School Shootings have got to stop and there is no debate that they need to stop. The debate is over how. More guns, less guns, gun control, mental health, better parenting, arming teachers, and/or school security. The list goes on, and almost everyone has a strong opinion that they believe, if implemented, would be the best solution. And most people are viscerally reactionary to a differing opinion. Our nation’s leaders are no different in how they feel about this issue. This is an ethical dilemma that needs to be solved, and needs to be solved quickly.
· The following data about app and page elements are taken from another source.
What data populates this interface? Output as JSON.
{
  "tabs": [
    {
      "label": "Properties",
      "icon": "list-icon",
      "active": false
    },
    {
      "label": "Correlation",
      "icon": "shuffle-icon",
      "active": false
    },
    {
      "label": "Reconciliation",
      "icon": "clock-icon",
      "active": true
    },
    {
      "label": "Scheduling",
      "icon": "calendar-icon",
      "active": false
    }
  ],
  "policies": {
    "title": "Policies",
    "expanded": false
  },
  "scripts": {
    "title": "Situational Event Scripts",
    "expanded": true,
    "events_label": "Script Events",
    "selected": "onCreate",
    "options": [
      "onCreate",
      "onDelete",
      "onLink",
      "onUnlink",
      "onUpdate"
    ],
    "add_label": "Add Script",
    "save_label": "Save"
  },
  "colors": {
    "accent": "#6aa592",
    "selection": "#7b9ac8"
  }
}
To better understand each other and actually move toward any solution or change, I suggest that we reframe the debate with the help of some of our neighbors to the North.
The Canadian Psychological Association developed a code of ethics which contains within it a process that our legislators and us as citizens can use to move to a place where healthy debate and positive change can take place (CPA, 2017). This process contains a 10 step process to help solve ethical dilemmas.
- Identification of the individuals and groups potentially affected by the decision.
- Identification of ethically relevant issues and practices, including the moral rights, values, well- being, best interests, and any other relevant characteristics of the individuals and groups involved, as well as the cultural, social, historical, economic, institutional, legal or political context or other circumstances in which the ethical problem arose.
- Consideration of how one’s own biases, external pressures, personal needs, self-interest, or cultural, social, historical, economic, institutional, legal, or political context and background, might influence the development of or choice between courses of action.
- Development of alternative courses of action.
- Analysis of likely short-term, ongoing, and long-term risks and benefits of each course of action on the individuals and groups involved or likely to be affected, taking into account relevant individual and cultural, social, historical, economic, institutional, legal, and political contextual factors.
- Choice of course of action after conscientious application of existing principles, values, and standards (which includes but would not be limited to relevant laws and regulations).
- Action, with a commitment to assume responsibility for the consequences of the action.
- Evaluation of the results of the course of action.
- Assumption of responsibility for consequences of action, including correction of negative consequences, if any, or re-engaging in the decision-making process if the ethical issue is not resolved.
- Appropriate action, as warranted and feasible, to prevent future occurrences of the dilemma (e.g., communication and problem solving with colleagues and team members or other collaborators; changes in procedures and practices). (CPA, 2017)
On the school shooting issue, inability of positive action has been the status quo among our leadership for quite some time. Using this process from the CPA code will enable leaders to discuss the issues in a more healthy way. Using this process, leaders are encouraged to talk with all parties who may be affected by a change of policy (CPA, 2017). It would be important that leaders seek to understand where all parties are coming from and also understand where they themselves are coming from, not forgetting about implicit attitudes and biases that they may have.
Many different approaches would be considered and nothing during the beginning of this process should be off the table. Many times, leaders dismiss approaches because they are unconventional, but often an unconventional problem needs an unconventional solution. What this also does, is help all parties feel like they have a voice and have been heard even if their idea in full or in part is not used in the ultimate solution.
It would be foolish to think that whatever solution that is implemented has a 100% chance of working. This is why we need to evaluate the solution. During evaluation, leaders can see what is working and what is not working. This can lead to modifications or using a different course of action all together. Having a certain level of maturity to take ownership for mistakes and correct those mistakes will be important during this time.
Even if one does not agree this process will work, let’s talk about another process that may work better to facilitate positive results. First debating the process, many will be less apt to have a visceral response to a differing opinion. Once, an agreeable process is decided on to frame the debate, we will be quickly moving toward a solution that everyone can agree to. These 10 steps can provide the framework that is missing or at least a guide to a framework in which this nation can create positive solutions which will better protect our most precious commodity, our children.
Canadian Psychological Association. (2000). CPA code of ethics for psychologists . Retrieved from http://www.cpa.ca/aboutcpa/committees/ethics/codeofethics/